Startup Mason is a vibrant and dynamic group, with a highly active Facebook and Twitter presence and a number of events throughout the year. These include business launch celebrations; Pitch Mason , which allows budding business owners to present their ideas to a panel of judges before an audience; Hack Mason , where individuals identify and solve problems in a limited time using everything from cardboard to drones; and Venture Camp , an entrepreneurship speaker series hosted on Mason’s Arlington Campus.
Startup Mason instructs emerging entrepreneurs to embrace the “lean startup” method of bringing a concept to fruition, meaning they figure out what problem needs to be solved, discover what they need to learn to solve it, and then decide what sort of company to build around it. So far, it’s a technique that’s worked for a number of people.
“In the past 14 months,” Miller says, “we’ve had five or six startups at varying degrees of success.”
One of these businesses belongs to Chris Savage, BS Electrical Engineering ’11. “Before going to the Startup Mason meetings, I didn’t have a strong grasp of the principles of lean startup,” says Savage, who infused honey into single-serve K-cups of tea to create his company, True Honey Teas . “Talking with David and related members of Startup Mason has really led me to refine my business practices and to question and reevaluate some of my company’s decisions—in a good way.”

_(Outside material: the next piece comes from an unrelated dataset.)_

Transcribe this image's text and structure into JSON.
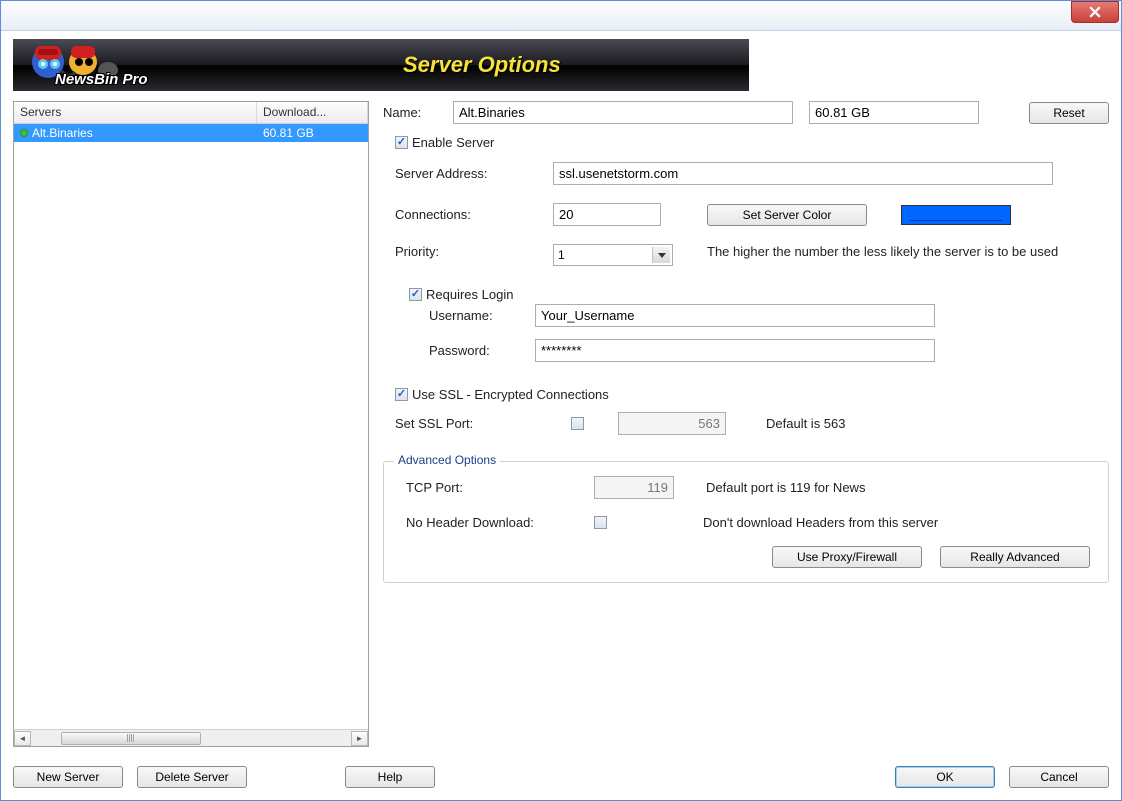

“From day one, David has been pushing me to ‘get out of the building’ and ask the hard question of ‘what does the customer want?’” says Heba Saleh, BA English ’07 and MA English ’09, who founded EatLuv , an organic food delivery company. “The Startup Mason meetings have been great in giving that sense of community, especially since entrepreneurship can be very isolating for those entirely focused on their startups.”
Sammy Kassim, BS Management ’11, and Asad R. Ali, who studied in the School of Management and the Department of Economics, are cofounders of Globox Rentals , a DVD kiosk company that distributes international films. The Globox team also includes Ricky Singh, BS Information Systems and Operations Management ’11, and Brittany Hill, BA Art and Visual Technology ’12.
Ali and Kassim were two of the early Startup Mason members. In tribute to their beginnings, they installed one of their first 10 kiosks in the Johnson Center. “[Startup Mason] was really a great avenue that we saw as far as potential for the university,” Ali says. “We have our hands full with starting our own business, but God willing, our goal is to give back to the same program that we came out of.”
For those advancing to the next level, Miller now directs the Mason Innovation Lab , which opened this March in the School of Management. The lab will provide 24-hour working space, an innovation curriculum, connections with faculty and professional mentors, field trips, and small stipends to help fund projects of the most dedicated entrepreneurs. Applications were accepted this spring, and the first group of promising moguls began using the space this summer.
“The purpose of the lab is that we have all these great things going on with classes and clubs like Startup Mason, but where do they go next?” Miller asks. “We’re trying to create that roadmap. We need it here first for them to connect to the outside.”
Startup Mason holds open office hours on Mondays from noon to 2 p.m. and Wednesdays from 3 to 5:30 p.m. in the Nguyen Engineering Building, Room 4104. It also holds meetings every other Thursday in Enterprise, Room 278.
Rashad Mulla, BA ’11, contributed to this story.